I don’t know what it is about Bengali directors who think they must shed their original language in order to adapt to the needs of Hindi-film watchers, but I suspect the producers they choose – or succumb to in most cases – have a lot to do with their drastic embrace of this lowest-common-denominator grammar. To put things into context, the notorious Brothers Bhatt have produced this one. I’d say that explains a lot, but how does one forget how to make a film overnight?

Begum Jaan’s place is more of a multicultural madhouse – full of screechy women that sound like they’ve escaped Arkham Asylums for Failed Actors from every region

Usually, I like to look slightly deeper than the obviously terrible surface and perhaps pinpoint why and how the makers go wrong. There’s more to a rant than easy phrases. 

It’s always interesting to know what drives people to be so blinded by the quantity of their work that they expect critics to mistake it for quality. But I can’t find a single moment of Begum Jaan worthy enough to dissect or even accept. Nothing I write will educate me, or the readers, or the film, or its poor viewers over the weekend. It’s a lose-lose-lose-lose situation.

Most of it is based in a sprawling harem in 1947 that is to be destroyed for the new Indo-Pak border to pass through. In charge of this demolition are two stooges – the Indian National Congress’ Harshavardhan (Ashish Vidyarthi) and the Muslim League’s Illias (Rajit Kapoor). These two act like nostalgic old colonial uncles reminiscing about the Partition even before it happens. 

They exist as a device to remind us of the history books being rewritten – and that even Indian theatre veterans like to make a quick buck. During some of their mostly robotic conversations, Mukerji frames them absurdly – one half of each face to the corner of a wide frame, making it look like they were censored for not being pretty enough. Sure, we get the Hindu-Muslim parts-form-a-whole symbolism, but surely there’s a way to be less jarring and pretentious about it. 
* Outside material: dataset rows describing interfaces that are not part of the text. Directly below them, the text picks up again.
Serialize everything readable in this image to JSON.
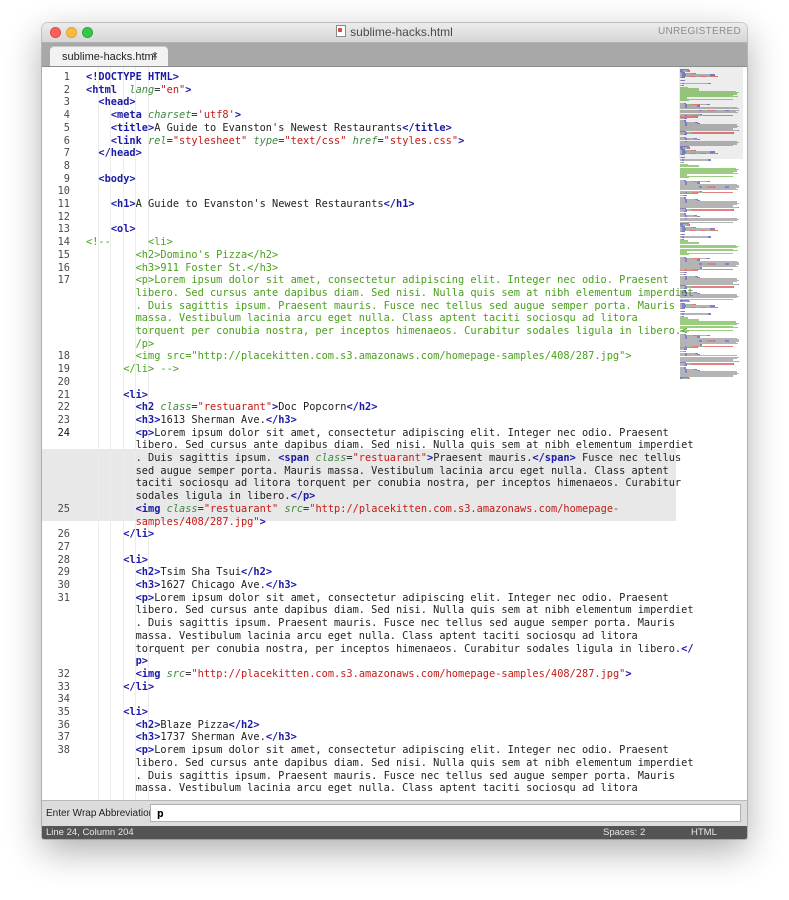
{
  "window": {
    "title": "sublime-hacks.html",
    "license_label": "UNREGISTERED",
    "icons": {
      "close": "close-traffic-light",
      "minimize": "minimize-traffic-light",
      "maximize": "maximize-traffic-light",
      "file": "html-file-icon"
    }
  },
  "tabs": [
    {
      "label": "sublime-hacks.html",
      "close_glyph": "×",
      "active": true
    }
  ],
  "editor": {
    "current_line_number": 24,
    "colors": {
      "tag": "#1a1aa6",
      "attribute": "#3e8a3e",
      "string": "#c41a16",
      "comment": "#4aa01c",
      "text": "#222222"
    },
    "lines": [
      {
        "num": "1",
        "segs": [
          [
            "tg",
            "<!DOCTYPE HTML>"
          ]
        ]
      },
      {
        "num": "2",
        "segs": [
          [
            "tg",
            "<html"
          ],
          [
            "",
            "  "
          ],
          [
            "at",
            "lang"
          ],
          [
            "",
            "="
          ],
          [
            "sv",
            "\"en\""
          ],
          [
            "tg",
            ">"
          ]
        ]
      },
      {
        "num": "3",
        "segs": [
          [
            "",
            "  "
          ],
          [
            "tg",
            "<head>"
          ]
        ]
      },
      {
        "num": "4",
        "segs": [
          [
            "",
            "    "
          ],
          [
            "tg",
            "<meta"
          ],
          [
            "",
            " "
          ],
          [
            "at",
            "charset"
          ],
          [
            "",
            "="
          ],
          [
            "sv",
            "'utf8'"
          ],
          [
            "tg",
            ">"
          ]
        ]
      },
      {
        "num": "5",
        "segs": [
          [
            "",
            "    "
          ],
          [
            "tg",
            "<title>"
          ],
          [
            "",
            "A Guide to Evanston's Newest Restaurants"
          ],
          [
            "tg",
            "</title>"
          ]
        ]
      },
      {
        "num": "6",
        "segs": [
          [
            "",
            "    "
          ],
          [
            "tg",
            "<link"
          ],
          [
            "",
            " "
          ],
          [
            "at",
            "rel"
          ],
          [
            "",
            "="
          ],
          [
            "sv",
            "\"stylesheet\""
          ],
          [
            "",
            " "
          ],
          [
            "at",
            "type"
          ],
          [
            "",
            "="
          ],
          [
            "sv",
            "\"text/css\""
          ],
          [
            "",
            " "
          ],
          [
            "at",
            "href"
          ],
          [
            "",
            "="
          ],
          [
            "sv",
            "\"styles.css\""
          ],
          [
            "tg",
            ">"
          ]
        ]
      },
      {
        "num": "7",
        "segs": [
          [
            "",
            "  "
          ],
          [
            "tg",
            "</head>"
          ]
        ]
      },
      {
        "num": "8",
        "segs": []
      },
      {
        "num": "9",
        "segs": [
          [
            "",
            "  "
          ],
          [
            "tg",
            "<body>"
          ]
        ]
      },
      {
        "num": "10",
        "segs": []
      },
      {
        "num": "11",
        "segs": [
          [
            "",
            "    "
          ],
          [
            "tg",
            "<h1>"
          ],
          [
            "",
            "A Guide to Evanston's Newest Restaurants"
          ],
          [
            "tg",
            "</h1>"
          ]
        ]
      },
      {
        "num": "12",
        "segs": []
      },
      {
        "num": "13",
        "segs": [
          [
            "",
            "    "
          ],
          [
            "tg",
            "<ol>"
          ]
        ]
      },
      {
        "num": "14",
        "segs": [
          [
            "cm",
            "<!--      <li>"
          ]
        ]
      },
      {
        "num": "15",
        "segs": [
          [
            "cm",
            "        <h2>Domino's Pizza</h2>"
          ]
        ]
      },
      {
        "num": "16",
        "segs": [
          [
            "cm",
            "        <h3>911 Foster St.</h3>"
          ]
        ]
      },
      {
        "num": "17",
        "segs": [
          [
            "cm",
            "        <p>Lorem ipsum dolor sit amet, consectetur adipiscing elit. Integer nec odio. Praesent"
          ]
        ]
      },
      {
        "num": "",
        "segs": [
          [
            "cm",
            "        libero. Sed cursus ante dapibus diam. Sed nisi. Nulla quis sem at nibh elementum imperdiet"
          ]
        ]
      },
      {
        "num": "",
        "segs": [
          [
            "cm",
            "        . Duis sagittis ipsum. Praesent mauris. Fusce nec tellus sed augue semper porta. Mauris"
          ]
        ]
      },
      {
        "num": "",
        "segs": [
          [
            "cm",
            "        massa. Vestibulum lacinia arcu eget nulla. Class aptent taciti sociosqu ad litora"
          ]
        ]
      },
      {
        "num": "",
        "segs": [
          [
            "cm",
            "        torquent per conubia nostra, per inceptos himenaeos. Curabitur sodales ligula in libero.<"
          ]
        ]
      },
      {
        "num": "",
        "segs": [
          [
            "cm",
            "        /p>"
          ]
        ]
      },
      {
        "num": "18",
        "segs": [
          [
            "cm",
            "        <img src=\"http://placekitten.com.s3.amazonaws.com/homepage-samples/408/287.jpg\">"
          ]
        ]
      },
      {
        "num": "19",
        "segs": [
          [
            "cm",
            "      </li> -->"
          ]
        ]
      },
      {
        "num": "20",
        "segs": []
      },
      {
        "num": "21",
        "segs": [
          [
            "",
            "      "
          ],
          [
            "tg",
            "<li>"
          ]
        ]
      },
      {
        "num": "22",
        "segs": [
          [
            "",
            "        "
          ],
          [
            "tg",
            "<h2"
          ],
          [
            "",
            " "
          ],
          [
            "at",
            "class"
          ],
          [
            "",
            "="
          ],
          [
            "sv",
            "\"restuarant\""
          ],
          [
            "tg",
            ">"
          ],
          [
            "",
            "Doc Popcorn"
          ],
          [
            "tg",
            "</h2>"
          ]
        ]
      },
      {
        "num": "23",
        "segs": [
          [
            "",
            "        "
          ],
          [
            "tg",
            "<h3>"
          ],
          [
            "",
            "1613 Sherman Ave."
          ],
          [
            "tg",
            "</h3>"
          ]
        ]
      },
      {
        "num": "24",
        "segs": [
          [
            "",
            "        "
          ],
          [
            "tg",
            "<p>"
          ],
          [
            "",
            "Lorem ipsum dolor sit amet, consectetur adipiscing elit. Integer nec odio. Praesent"
          ]
        ]
      },
      {
        "num": "",
        "segs": [
          [
            "",
            "        libero. Sed cursus ante dapibus diam. Sed nisi. Nulla quis sem at nibh elementum imperdiet"
          ]
        ]
      },
      {
        "num": "",
        "segs": [
          [
            "",
            "        . Duis sagittis ipsum. "
          ],
          [
            "tg",
            "<span"
          ],
          [
            "",
            " "
          ],
          [
            "at",
            "class"
          ],
          [
            "",
            "="
          ],
          [
            "sv",
            "\"restuarant\""
          ],
          [
            "tg",
            ">"
          ],
          [
            "",
            "Praesent mauris."
          ],
          [
            "tg",
            "</span>"
          ],
          [
            "",
            " Fusce nec tellus"
          ]
        ]
      },
      {
        "num": "",
        "segs": [
          [
            "",
            "        sed augue semper porta. Mauris massa. Vestibulum lacinia arcu eget nulla. Class aptent"
          ]
        ]
      },
      {
        "num": "",
        "segs": [
          [
            "",
            "        taciti sociosqu ad litora torquent per conubia nostra, per inceptos himenaeos. Curabitur"
          ]
        ]
      },
      {
        "num": "",
        "segs": [
          [
            "",
            "        sodales ligula in libero."
          ],
          [
            "tg",
            "</p>"
          ]
        ]
      },
      {
        "num": "25",
        "segs": [
          [
            "",
            "        "
          ],
          [
            "tg",
            "<img"
          ],
          [
            "",
            " "
          ],
          [
            "at",
            "class"
          ],
          [
            "",
            "="
          ],
          [
            "sv",
            "\"restuarant\""
          ],
          [
            "",
            " "
          ],
          [
            "at",
            "src"
          ],
          [
            "",
            "="
          ],
          [
            "sv",
            "\"http://placekitten.com.s3.amazonaws.com/homepage-"
          ]
        ]
      },
      {
        "num": "",
        "segs": [
          [
            "sv",
            "        samples/408/287.jpg\""
          ],
          [
            "tg",
            ">"
          ]
        ]
      },
      {
        "num": "26",
        "segs": [
          [
            "",
            "      "
          ],
          [
            "tg",
            "</li>"
          ]
        ]
      },
      {
        "num": "27",
        "segs": []
      },
      {
        "num": "28",
        "segs": [
          [
            "",
            "      "
          ],
          [
            "tg",
            "<li>"
          ]
        ]
      },
      {
        "num": "29",
        "segs": [
          [
            "",
            "        "
          ],
          [
            "tg",
            "<h2>"
          ],
          [
            "",
            "Tsim Sha Tsui"
          ],
          [
            "tg",
            "</h2>"
          ]
        ]
      },
      {
        "num": "30",
        "segs": [
          [
            "",
            "        "
          ],
          [
            "tg",
            "<h3>"
          ],
          [
            "",
            "1627 Chicago Ave."
          ],
          [
            "tg",
            "</h3>"
          ]
        ]
      },
      {
        "num": "31",
        "segs": [
          [
            "",
            "        "
          ],
          [
            "tg",
            "<p>"
          ],
          [
            "",
            "Lorem ipsum dolor sit amet, consectetur adipiscing elit. Integer nec odio. Praesent"
          ]
        ]
      },
      {
        "num": "",
        "segs": [
          [
            "",
            "        libero. Sed cursus ante dapibus diam. Sed nisi. Nulla quis sem at nibh elementum imperdiet"
          ]
        ]
      },
      {
        "num": "",
        "segs": [
          [
            "",
            "        . Duis sagittis ipsum. Praesent mauris. Fusce nec tellus sed augue semper porta. Mauris"
          ]
        ]
      },
      {
        "num": "",
        "segs": [
          [
            "",
            "        massa. Vestibulum lacinia arcu eget nulla. Class aptent taciti sociosqu ad litora"
          ]
        ]
      },
      {
        "num": "",
        "segs": [
          [
            "",
            "        torquent per conubia nostra, per inceptos himenaeos. Curabitur sodales ligula in libero."
          ],
          [
            "tg",
            "</"
          ]
        ]
      },
      {
        "num": "",
        "segs": [
          [
            "tg",
            "        p>"
          ]
        ]
      },
      {
        "num": "32",
        "segs": [
          [
            "",
            "        "
          ],
          [
            "tg",
            "<img"
          ],
          [
            "",
            " "
          ],
          [
            "at",
            "src"
          ],
          [
            "",
            "="
          ],
          [
            "sv",
            "\"http://placekitten.com.s3.amazonaws.com/homepage-samples/408/287.jpg\""
          ],
          [
            "tg",
            ">"
          ]
        ]
      },
      {
        "num": "33",
        "segs": [
          [
            "",
            "      "
          ],
          [
            "tg",
            "</li>"
          ]
        ]
      },
      {
        "num": "34",
        "segs": []
      },
      {
        "num": "35",
        "segs": [
          [
            "",
            "      "
          ],
          [
            "tg",
            "<li>"
          ]
        ]
      },
      {
        "num": "36",
        "segs": [
          [
            "",
            "        "
          ],
          [
            "tg",
            "<h2>"
          ],
          [
            "",
            "Blaze Pizza"
          ],
          [
            "tg",
            "</h2>"
          ]
        ]
      },
      {
        "num": "37",
        "segs": [
          [
            "",
            "        "
          ],
          [
            "tg",
            "<h3>"
          ],
          [
            "",
            "1737 Sherman Ave."
          ],
          [
            "tg",
            "</h3>"
          ]
        ]
      },
      {
        "num": "38",
        "segs": [
          [
            "",
            "        "
          ],
          [
            "tg",
            "<p>"
          ],
          [
            "",
            "Lorem ipsum dolor sit amet, consectetur adipiscing elit. Integer nec odio. Praesent"
          ]
        ]
      },
      {
        "num": "",
        "segs": [
          [
            "",
            "        libero. Sed cursus ante dapibus diam. Sed nisi. Nulla quis sem at nibh elementum imperdiet"
          ]
        ]
      },
      {
        "num": "",
        "segs": [
          [
            "",
            "        . Duis sagittis ipsum. Praesent mauris. Fusce nec tellus sed augue semper porta. Mauris"
          ]
        ]
      },
      {
        "num": "",
        "segs": [
          [
            "",
            "        massa. Vestibulum lacinia arcu eget nulla. Class aptent taciti sociosqu ad litora"
          ]
        ]
      }
    ]
  },
  "input_panel": {
    "label": "Enter Wrap Abbreviation:",
    "value": "p"
  },
  "status_bar": {
    "position": "Line 24, Column 204",
    "indentation": "Spaces: 2",
    "syntax": "HTML",
    "background": "#545454"
  }
}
A uni-browed, blue-eyed Begum Jaan (Balan) is the defiant owner of the haveli. She is detestable, and I wanted her to perish within the first fifteen minutes. She sucks up to a King, hates on a commoner, resents her business and celebrates the democracy of a bed. But her place is more of a multicultural madhouse – full of screechy women that sound like they’ve escaped Arkham Asylums for Failed Actors from every region. Viewers who amble out after watching this film will probably look as unhinged and pointlessly deranged.

Towards the end, there’s a laughably choreographed shootout sequence where everyone seems to be firing blanks into the dark, quite literally
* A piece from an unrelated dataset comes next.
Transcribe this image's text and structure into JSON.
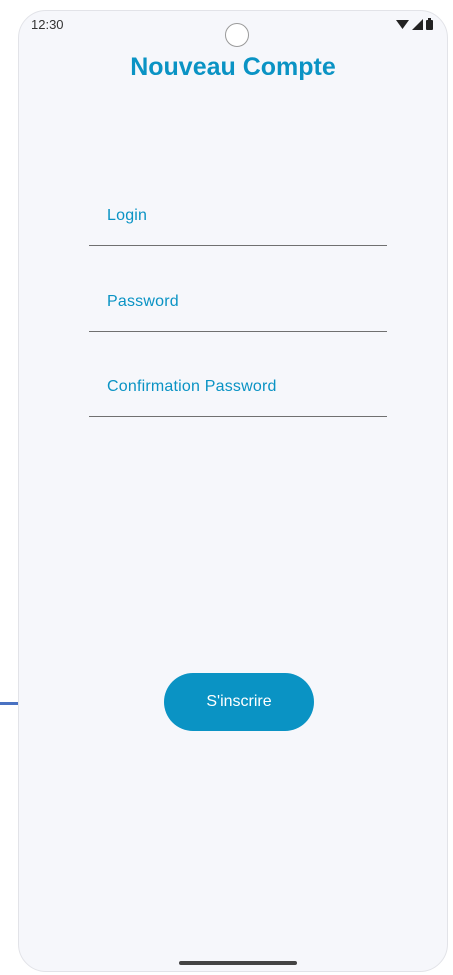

There’s a girl who speaks Gujarati in a Rajasthani accent, a girl who speaks Marwari in a Bengali accent, a girl who speaks Bihari Hindi in a South Indian accent, and a girl who doesn’t speak at all too. This girl is Mishti – the young light-eyed actress who still looks traumatized from making her debut with Subhash Ghai’s Kaanchi

Chunky Pandey also appears as an evil villain entrusted with the job of ‘clearing the path’; the brief to him seems to be “act like you don’t have a toothpick but you really need one”. Towards the end, there’s a laughably choreographed shootout sequence where everyone seems to be firing blanks into the dark, quite literally. I could swear the cinematographer was shot a couple of times, too. They’re all screaming and running and shouting and burning and dying, almost as if they’re being told that a sequel is in the works and they’d have to reprise their roles. 
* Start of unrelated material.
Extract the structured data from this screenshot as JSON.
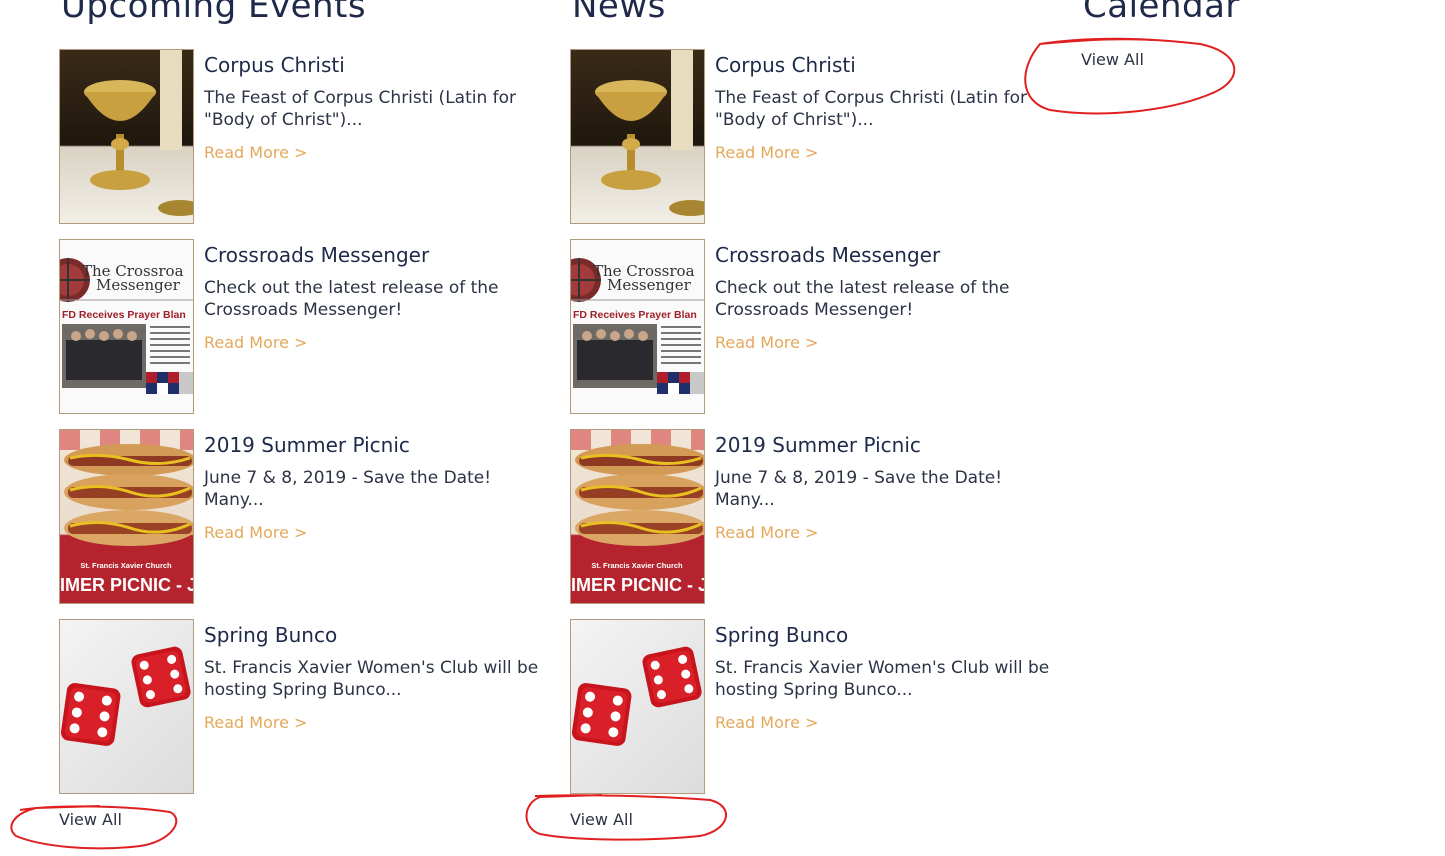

The ladies’ bizarre behavior is clearly the result of a man directing them, and exploiting his own superficial idea of the world’s oldest profession. What else can explain a shot of an old woman stripping against the backdrop of the Indian flag in 2017 to drive away rapists? And its corresponding 1947 scene of a pre-teen girl doing the same to shame a perverse cop into submission? This would’ve been tasteless and inexplicable, if this were actually a film.